:: Supplied records

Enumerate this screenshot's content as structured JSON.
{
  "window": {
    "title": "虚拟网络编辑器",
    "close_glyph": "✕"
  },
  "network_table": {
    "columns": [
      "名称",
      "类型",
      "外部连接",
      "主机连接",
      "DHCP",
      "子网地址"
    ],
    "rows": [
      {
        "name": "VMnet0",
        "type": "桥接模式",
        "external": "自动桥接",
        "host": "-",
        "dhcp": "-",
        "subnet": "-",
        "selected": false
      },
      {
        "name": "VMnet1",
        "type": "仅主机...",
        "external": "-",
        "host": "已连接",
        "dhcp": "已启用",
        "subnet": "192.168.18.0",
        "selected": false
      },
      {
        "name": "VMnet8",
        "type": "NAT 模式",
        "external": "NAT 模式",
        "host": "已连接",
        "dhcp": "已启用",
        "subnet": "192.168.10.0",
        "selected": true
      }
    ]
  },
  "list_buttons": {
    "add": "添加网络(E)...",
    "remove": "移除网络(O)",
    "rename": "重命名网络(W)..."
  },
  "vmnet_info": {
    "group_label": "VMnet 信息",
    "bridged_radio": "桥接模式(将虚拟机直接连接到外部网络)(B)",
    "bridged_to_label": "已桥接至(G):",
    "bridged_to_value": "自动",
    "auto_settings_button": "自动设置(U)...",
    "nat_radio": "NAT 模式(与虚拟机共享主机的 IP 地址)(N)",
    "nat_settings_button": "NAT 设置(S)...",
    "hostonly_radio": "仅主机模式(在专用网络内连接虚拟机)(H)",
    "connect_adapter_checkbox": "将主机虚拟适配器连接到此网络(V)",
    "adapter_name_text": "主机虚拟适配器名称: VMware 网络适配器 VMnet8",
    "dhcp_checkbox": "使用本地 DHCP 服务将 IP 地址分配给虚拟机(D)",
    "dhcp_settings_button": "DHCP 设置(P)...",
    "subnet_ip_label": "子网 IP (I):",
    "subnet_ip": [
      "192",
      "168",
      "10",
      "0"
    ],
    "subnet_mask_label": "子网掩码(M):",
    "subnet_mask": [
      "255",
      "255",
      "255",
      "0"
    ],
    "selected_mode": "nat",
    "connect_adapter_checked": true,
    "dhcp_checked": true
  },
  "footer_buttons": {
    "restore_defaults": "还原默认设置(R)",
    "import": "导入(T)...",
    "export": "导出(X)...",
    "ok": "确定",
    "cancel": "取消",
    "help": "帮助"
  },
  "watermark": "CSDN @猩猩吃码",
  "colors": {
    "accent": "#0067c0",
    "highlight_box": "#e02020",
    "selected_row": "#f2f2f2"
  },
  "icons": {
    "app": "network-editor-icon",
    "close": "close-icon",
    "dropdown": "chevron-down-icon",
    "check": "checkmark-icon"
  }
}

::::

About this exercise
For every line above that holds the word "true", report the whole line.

Answer to this task
        "selected": true
    "connect_adapter_checked": true,
    "dhcp_checked": true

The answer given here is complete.